* **Task details**
Please restate the data that follows word for word, with the pictures left out.

* **Provided data**
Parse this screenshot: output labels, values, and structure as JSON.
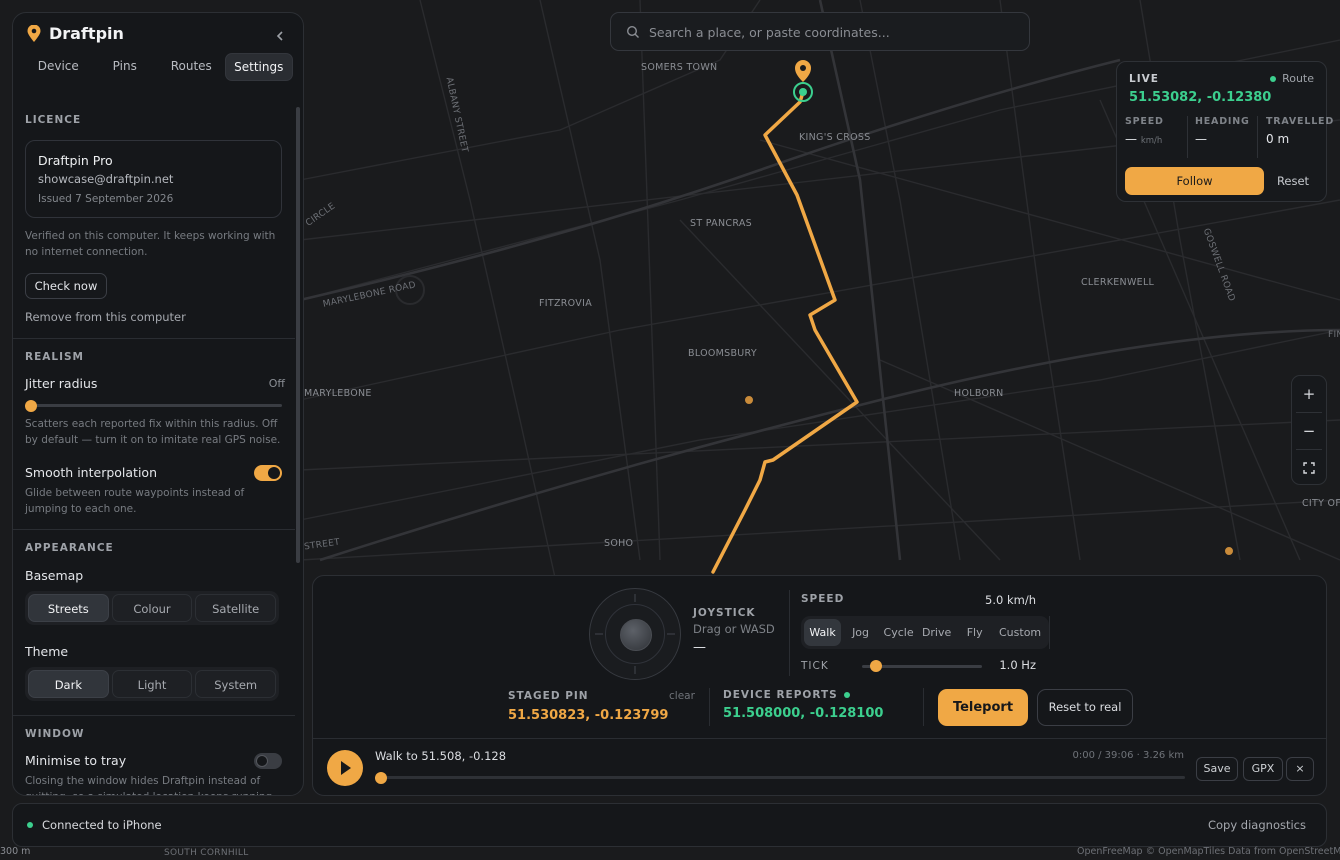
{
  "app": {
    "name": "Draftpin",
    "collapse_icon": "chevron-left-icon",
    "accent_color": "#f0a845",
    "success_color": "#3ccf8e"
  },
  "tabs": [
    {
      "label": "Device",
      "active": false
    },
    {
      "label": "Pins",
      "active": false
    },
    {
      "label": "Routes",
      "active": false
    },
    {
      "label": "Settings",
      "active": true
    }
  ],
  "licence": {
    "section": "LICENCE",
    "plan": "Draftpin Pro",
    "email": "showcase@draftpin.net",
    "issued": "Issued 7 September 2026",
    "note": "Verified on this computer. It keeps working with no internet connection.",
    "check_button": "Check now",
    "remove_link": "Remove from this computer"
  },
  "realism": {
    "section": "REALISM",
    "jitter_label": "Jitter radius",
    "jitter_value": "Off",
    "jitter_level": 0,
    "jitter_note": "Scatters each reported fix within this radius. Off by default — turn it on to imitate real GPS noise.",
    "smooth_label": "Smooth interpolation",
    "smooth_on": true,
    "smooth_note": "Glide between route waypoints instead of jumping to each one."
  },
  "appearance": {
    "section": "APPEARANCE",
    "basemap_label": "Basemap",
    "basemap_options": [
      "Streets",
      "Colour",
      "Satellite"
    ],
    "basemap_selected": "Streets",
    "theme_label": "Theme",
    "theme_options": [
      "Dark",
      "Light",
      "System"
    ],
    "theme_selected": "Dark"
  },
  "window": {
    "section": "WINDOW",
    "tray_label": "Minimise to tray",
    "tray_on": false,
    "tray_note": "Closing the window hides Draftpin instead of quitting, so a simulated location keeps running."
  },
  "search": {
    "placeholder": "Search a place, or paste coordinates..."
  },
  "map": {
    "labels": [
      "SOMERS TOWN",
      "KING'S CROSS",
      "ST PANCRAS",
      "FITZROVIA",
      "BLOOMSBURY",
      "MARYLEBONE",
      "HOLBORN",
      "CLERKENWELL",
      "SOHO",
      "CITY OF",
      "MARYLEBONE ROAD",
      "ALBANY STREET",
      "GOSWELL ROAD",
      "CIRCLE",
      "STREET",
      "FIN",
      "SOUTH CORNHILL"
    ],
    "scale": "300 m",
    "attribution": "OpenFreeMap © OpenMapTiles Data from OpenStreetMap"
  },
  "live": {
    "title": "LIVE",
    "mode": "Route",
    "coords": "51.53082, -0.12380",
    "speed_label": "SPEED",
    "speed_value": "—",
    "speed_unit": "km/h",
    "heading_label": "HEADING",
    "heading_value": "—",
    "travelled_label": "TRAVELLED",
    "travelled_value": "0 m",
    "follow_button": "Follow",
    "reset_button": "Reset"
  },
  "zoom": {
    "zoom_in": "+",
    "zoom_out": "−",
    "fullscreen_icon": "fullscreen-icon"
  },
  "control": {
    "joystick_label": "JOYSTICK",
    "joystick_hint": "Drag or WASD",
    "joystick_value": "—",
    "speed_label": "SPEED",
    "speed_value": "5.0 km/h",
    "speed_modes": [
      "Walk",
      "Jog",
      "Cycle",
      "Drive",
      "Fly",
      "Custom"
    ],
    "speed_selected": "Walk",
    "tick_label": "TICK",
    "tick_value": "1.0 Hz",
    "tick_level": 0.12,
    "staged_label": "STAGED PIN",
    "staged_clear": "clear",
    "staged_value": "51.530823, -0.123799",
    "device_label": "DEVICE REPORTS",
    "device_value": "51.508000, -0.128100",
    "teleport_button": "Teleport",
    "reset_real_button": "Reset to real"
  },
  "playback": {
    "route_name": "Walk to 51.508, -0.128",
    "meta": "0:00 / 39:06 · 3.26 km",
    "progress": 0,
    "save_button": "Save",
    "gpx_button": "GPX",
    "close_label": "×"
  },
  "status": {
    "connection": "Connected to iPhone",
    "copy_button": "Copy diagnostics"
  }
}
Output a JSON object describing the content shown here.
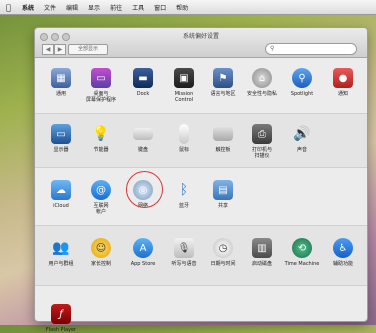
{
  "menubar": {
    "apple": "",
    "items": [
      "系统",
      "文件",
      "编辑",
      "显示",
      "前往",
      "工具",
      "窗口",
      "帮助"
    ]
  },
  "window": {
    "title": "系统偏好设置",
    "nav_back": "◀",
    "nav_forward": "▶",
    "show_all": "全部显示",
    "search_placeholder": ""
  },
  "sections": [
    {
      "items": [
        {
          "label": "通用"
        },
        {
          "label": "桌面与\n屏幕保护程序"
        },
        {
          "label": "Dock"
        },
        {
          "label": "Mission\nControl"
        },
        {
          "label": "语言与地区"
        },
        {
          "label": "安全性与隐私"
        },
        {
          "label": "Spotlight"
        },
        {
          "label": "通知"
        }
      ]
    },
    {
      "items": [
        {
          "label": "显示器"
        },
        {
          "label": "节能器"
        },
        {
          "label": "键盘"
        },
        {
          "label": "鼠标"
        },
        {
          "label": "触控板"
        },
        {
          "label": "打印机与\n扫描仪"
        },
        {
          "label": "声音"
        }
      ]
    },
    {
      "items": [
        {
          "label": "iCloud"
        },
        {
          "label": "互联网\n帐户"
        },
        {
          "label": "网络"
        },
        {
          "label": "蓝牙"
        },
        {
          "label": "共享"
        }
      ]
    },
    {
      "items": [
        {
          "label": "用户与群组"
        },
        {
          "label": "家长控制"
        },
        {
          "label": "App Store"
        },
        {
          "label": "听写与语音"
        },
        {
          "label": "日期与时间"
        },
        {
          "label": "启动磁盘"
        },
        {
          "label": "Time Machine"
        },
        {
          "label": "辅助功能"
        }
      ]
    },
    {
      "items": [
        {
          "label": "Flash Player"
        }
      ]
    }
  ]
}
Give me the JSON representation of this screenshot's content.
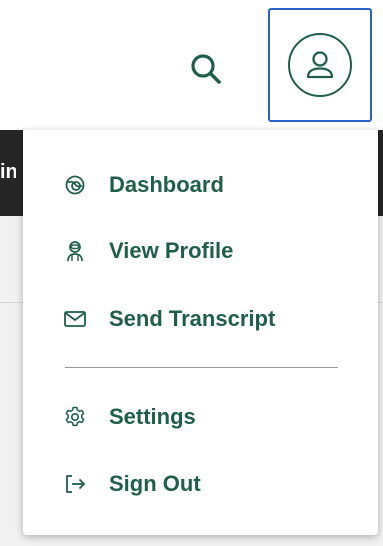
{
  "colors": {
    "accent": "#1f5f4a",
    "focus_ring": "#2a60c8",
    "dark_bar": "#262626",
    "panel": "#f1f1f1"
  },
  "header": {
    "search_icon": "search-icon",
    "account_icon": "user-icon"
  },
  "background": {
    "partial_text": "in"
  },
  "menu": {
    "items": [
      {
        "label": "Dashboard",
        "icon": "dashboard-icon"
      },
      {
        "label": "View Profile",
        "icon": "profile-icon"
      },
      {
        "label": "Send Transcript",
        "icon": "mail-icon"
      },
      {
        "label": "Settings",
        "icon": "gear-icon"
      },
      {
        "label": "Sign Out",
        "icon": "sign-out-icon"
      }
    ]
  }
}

* **Response to this task**
Parse this screenshot: output labels, values, and structure as JSON.
{
  "app": {
    "name": "Draftpin",
    "collapse_icon": "chevron-left-icon",
    "accent_color": "#f0a845",
    "success_color": "#3ccf8e"
  },
  "tabs": [
    {
      "label": "Device",
      "active": false
    },
    {
      "label": "Pins",
      "active": false
    },
    {
      "label": "Routes",
      "active": false
    },
    {
      "label": "Settings",
      "active": true
    }
  ],
  "licence": {
    "section": "LICENCE",
    "plan": "Draftpin Pro",
    "email": "showcase@draftpin.net",
    "issued": "Issued 7 September 2026",
    "note": "Verified on this computer. It keeps working with no internet connection.",
    "check_button": "Check now",
    "remove_link": "Remove from this computer"
  },
  "realism": {
    "section": "REALISM",
    "jitter_label": "Jitter radius",
    "jitter_value": "Off",
    "jitter_level": 0,
    "jitter_note": "Scatters each reported fix within this radius. Off by default — turn it on to imitate real GPS noise.",
    "smooth_label": "Smooth interpolation",
    "smooth_on": true,
    "smooth_note": "Glide between route waypoints instead of jumping to each one."
  },
  "appearance": {
    "section": "APPEARANCE",
    "basemap_label": "Basemap",
    "basemap_options": [
      "Streets",
      "Colour",
      "Satellite"
    ],
    "basemap_selected": "Streets",
    "theme_label": "Theme",
    "theme_options": [
      "Dark",
      "Light",
      "System"
    ],
    "theme_selected": "Dark"
  },
  "window": {
    "section": "WINDOW",
    "tray_label": "Minimise to tray",
    "tray_on": false,
    "tray_note": "Closing the window hides Draftpin instead of quitting, so a simulated location keeps running."
  },
  "search": {
    "placeholder": "Search a place, or paste coordinates..."
  },
  "map": {
    "labels": [
      "SOMERS TOWN",
      "KING'S CROSS",
      "ST PANCRAS",
      "FITZROVIA",
      "BLOOMSBURY",
      "MARYLEBONE",
      "HOLBORN",
      "CLERKENWELL",
      "SOHO",
      "CITY OF",
      "MARYLEBONE ROAD",
      "ALBANY STREET",
      "GOSWELL ROAD",
      "CIRCLE",
      "STREET",
      "FIN",
      "SOUTH CORNHILL"
    ],
    "scale": "300 m",
    "attribution": "OpenFreeMap © OpenMapTiles Data from OpenStreetMap"
  },
  "live": {
    "title": "LIVE",
    "mode": "Route",
    "coords": "51.53082, -0.12380",
    "speed_label": "SPEED",
    "speed_value": "—",
    "speed_unit": "km/h",
    "heading_label": "HEADING",
    "heading_value": "—",
    "travelled_label": "TRAVELLED",
    "travelled_value": "0 m",
    "follow_button": "Follow",
    "reset_button": "Reset"
  },
  "zoom": {
    "zoom_in": "+",
    "zoom_out": "−",
    "fullscreen_icon": "fullscreen-icon"
  },
  "control": {
    "joystick_label": "JOYSTICK",
    "joystick_hint": "Drag or WASD",
    "joystick_value": "—",
    "speed_label": "SPEED",
    "speed_value": "5.0 km/h",
    "speed_modes": [
      "Walk",
      "Jog",
      "Cycle",
      "Drive",
      "Fly",
      "Custom"
    ],
    "speed_selected": "Walk",
    "tick_label": "TICK",
    "tick_value": "1.0 Hz",
    "tick_level": 0.12,
    "staged_label": "STAGED PIN",
    "staged_clear": "clear",
    "staged_value": "51.530823, -0.123799",
    "device_label": "DEVICE REPORTS",
    "device_value": "51.508000, -0.128100",
    "teleport_button": "Teleport",
    "reset_real_button": "Reset to real"
  },
  "playback": {
    "route_name": "Walk to 51.508, -0.128",
    "meta": "0:00 / 39:06 · 3.26 km",
    "progress": 0,
    "save_button": "Save",
    "gpx_button": "GPX",
    "close_label": "×"
  },
  "status": {
    "connection": "Connected to iPhone",
    "copy_button": "Copy diagnostics"
  }
}
Output a JSON object describing the content shown here.
{
  "menubar": {
    "apple": "",
    "items": [
      "系统",
      "文件",
      "编辑",
      "显示",
      "前往",
      "工具",
      "窗口",
      "帮助"
    ]
  },
  "window": {
    "title": "系统偏好设置",
    "nav_back": "◀",
    "nav_forward": "▶",
    "show_all": "全部显示",
    "search_placeholder": ""
  },
  "sections": [
    {
      "items": [
        {
          "label": "通用"
        },
        {
          "label": "桌面与\n屏幕保护程序"
        },
        {
          "label": "Dock"
        },
        {
          "label": "Mission\nControl"
        },
        {
          "label": "语言与地区"
        },
        {
          "label": "安全性与隐私"
        },
        {
          "label": "Spotlight"
        },
        {
          "label": "通知"
        }
      ]
    },
    {
      "items": [
        {
          "label": "显示器"
        },
        {
          "label": "节能器"
        },
        {
          "label": "键盘"
        },
        {
          "label": "鼠标"
        },
        {
          "label": "触控板"
        },
        {
          "label": "打印机与\n扫描仪"
        },
        {
          "label": "声音"
        }
      ]
    },
    {
      "items": [
        {
          "label": "iCloud"
        },
        {
          "label": "互联网\n帐户"
        },
        {
          "label": "网络"
        },
        {
          "label": "蓝牙"
        },
        {
          "label": "共享"
        }
      ]
    },
    {
      "items": [
        {
          "label": "用户与群组"
        },
        {
          "label": "家长控制"
        },
        {
          "label": "App Store"
        },
        {
          "label": "听写与语音"
        },
        {
          "label": "日期与时间"
        },
        {
          "label": "启动磁盘"
        },
        {
          "label": "Time Machine"
        },
        {
          "label": "辅助功能"
        }
      ]
    },
    {
      "items": [
        {
          "label": "Flash Player"
        }
      ]
    }
  ]
}
Give me the JSON representation of this screenshot's content.
{
  "colors": {
    "accent": "#1f5f4a",
    "focus_ring": "#2a60c8",
    "dark_bar": "#262626",
    "panel": "#f1f1f1"
  },
  "header": {
    "search_icon": "search-icon",
    "account_icon": "user-icon"
  },
  "background": {
    "partial_text": "in"
  },
  "menu": {
    "items": [
      {
        "label": "Dashboard",
        "icon": "dashboard-icon"
      },
      {
        "label": "View Profile",
        "icon": "profile-icon"
      },
      {
        "label": "Send Transcript",
        "icon": "mail-icon"
      },
      {
        "label": "Settings",
        "icon": "gear-icon"
      },
      {
        "label": "Sign Out",
        "icon": "sign-out-icon"
      }
    ]
  }
}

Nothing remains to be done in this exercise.